··· WORKING DATA

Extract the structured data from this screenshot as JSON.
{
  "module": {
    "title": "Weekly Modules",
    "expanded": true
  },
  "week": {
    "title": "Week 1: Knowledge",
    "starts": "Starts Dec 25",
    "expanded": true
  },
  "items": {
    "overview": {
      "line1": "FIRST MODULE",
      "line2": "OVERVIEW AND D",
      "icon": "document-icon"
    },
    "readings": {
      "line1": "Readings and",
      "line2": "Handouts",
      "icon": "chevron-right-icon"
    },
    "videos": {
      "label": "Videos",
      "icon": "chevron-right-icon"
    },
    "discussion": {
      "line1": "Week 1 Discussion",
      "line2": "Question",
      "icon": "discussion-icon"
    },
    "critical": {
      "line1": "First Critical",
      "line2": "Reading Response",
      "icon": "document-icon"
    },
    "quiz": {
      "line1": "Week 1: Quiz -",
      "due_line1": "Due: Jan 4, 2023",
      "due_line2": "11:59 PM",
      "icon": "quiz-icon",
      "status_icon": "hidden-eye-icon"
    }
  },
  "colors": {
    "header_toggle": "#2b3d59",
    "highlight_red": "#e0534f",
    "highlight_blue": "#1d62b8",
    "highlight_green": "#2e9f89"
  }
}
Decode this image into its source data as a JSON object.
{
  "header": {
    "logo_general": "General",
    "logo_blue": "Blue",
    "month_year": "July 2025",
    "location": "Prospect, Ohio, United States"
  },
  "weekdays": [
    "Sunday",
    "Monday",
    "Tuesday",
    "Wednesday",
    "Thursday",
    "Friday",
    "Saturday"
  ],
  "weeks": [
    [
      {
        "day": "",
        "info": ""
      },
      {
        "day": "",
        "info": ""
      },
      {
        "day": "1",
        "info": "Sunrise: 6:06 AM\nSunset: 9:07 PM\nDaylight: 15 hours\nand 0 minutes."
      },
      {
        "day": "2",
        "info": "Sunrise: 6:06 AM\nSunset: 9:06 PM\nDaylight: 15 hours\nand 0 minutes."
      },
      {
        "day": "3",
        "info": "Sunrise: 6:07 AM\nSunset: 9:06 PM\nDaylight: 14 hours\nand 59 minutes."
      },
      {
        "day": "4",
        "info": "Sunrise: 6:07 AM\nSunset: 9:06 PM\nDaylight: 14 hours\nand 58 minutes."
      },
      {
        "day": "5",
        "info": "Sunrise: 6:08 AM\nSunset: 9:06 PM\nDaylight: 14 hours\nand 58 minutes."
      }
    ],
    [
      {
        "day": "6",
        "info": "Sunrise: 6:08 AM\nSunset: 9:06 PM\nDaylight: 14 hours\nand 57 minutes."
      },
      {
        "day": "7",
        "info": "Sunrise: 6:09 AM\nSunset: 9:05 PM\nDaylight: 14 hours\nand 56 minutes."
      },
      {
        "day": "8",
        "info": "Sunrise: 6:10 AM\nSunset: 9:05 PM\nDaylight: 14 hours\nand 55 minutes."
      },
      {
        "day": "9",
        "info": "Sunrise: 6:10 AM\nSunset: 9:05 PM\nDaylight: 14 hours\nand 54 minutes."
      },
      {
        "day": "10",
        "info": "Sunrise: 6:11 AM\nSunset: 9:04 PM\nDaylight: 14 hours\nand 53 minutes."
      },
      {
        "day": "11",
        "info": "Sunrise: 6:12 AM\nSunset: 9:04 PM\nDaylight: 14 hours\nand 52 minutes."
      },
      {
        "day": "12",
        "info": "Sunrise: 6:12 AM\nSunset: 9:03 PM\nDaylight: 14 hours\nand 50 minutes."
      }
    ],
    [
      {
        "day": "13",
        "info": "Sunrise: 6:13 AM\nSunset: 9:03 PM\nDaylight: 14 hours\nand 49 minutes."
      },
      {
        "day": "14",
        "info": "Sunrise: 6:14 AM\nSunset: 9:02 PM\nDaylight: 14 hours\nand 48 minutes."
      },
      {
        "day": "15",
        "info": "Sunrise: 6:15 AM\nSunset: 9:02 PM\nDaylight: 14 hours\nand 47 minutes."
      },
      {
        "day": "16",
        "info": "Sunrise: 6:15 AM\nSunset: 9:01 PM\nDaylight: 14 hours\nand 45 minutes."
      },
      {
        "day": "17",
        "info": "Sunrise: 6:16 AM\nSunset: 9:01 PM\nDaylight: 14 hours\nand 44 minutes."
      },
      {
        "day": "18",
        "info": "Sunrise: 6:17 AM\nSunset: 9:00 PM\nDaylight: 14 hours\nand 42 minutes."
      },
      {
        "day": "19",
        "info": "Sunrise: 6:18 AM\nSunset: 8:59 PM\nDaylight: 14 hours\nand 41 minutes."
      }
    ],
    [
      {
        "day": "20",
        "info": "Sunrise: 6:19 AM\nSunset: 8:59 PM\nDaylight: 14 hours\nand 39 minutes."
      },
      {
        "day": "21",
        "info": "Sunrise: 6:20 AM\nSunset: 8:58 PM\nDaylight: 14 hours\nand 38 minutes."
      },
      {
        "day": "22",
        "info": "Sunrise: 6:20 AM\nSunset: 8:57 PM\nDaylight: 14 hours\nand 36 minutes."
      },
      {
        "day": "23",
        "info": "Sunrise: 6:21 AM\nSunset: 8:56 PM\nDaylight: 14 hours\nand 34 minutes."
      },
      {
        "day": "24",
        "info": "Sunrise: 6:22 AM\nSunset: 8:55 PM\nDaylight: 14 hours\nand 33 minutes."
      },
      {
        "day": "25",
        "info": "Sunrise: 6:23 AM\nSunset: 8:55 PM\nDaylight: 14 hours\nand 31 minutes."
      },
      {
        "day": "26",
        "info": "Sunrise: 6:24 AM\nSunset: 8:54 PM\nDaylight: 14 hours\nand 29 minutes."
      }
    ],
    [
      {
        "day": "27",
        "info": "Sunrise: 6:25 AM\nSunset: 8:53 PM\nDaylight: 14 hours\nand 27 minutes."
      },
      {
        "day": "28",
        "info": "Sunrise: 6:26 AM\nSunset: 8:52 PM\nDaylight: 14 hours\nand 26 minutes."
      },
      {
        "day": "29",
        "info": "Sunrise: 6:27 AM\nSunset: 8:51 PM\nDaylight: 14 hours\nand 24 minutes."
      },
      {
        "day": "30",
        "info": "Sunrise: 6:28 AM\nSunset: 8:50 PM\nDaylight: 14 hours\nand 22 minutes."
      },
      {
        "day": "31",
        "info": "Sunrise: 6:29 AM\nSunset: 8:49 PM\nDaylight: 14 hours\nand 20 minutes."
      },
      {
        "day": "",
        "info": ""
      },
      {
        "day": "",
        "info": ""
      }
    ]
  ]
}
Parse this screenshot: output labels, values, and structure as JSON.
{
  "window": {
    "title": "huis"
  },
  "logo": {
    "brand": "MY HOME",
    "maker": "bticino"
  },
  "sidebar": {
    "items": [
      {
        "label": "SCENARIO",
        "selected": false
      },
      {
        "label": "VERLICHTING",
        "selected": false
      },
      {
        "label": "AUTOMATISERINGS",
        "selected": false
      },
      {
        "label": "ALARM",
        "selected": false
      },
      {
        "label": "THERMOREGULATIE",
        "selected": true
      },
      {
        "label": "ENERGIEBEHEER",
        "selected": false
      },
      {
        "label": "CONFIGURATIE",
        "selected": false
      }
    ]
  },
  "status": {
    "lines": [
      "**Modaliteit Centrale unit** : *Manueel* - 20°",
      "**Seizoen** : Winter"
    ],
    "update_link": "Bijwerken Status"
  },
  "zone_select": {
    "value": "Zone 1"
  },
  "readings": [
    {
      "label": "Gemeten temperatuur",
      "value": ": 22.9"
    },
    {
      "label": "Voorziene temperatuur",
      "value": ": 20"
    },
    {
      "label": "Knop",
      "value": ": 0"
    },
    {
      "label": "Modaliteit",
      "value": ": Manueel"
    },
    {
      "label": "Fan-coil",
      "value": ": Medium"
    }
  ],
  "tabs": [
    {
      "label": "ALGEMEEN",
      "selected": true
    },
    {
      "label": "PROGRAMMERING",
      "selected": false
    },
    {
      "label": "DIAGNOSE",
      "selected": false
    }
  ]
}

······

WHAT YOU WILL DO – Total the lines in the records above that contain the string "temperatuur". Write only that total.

SOLUTION TO THE EXERCISE – 2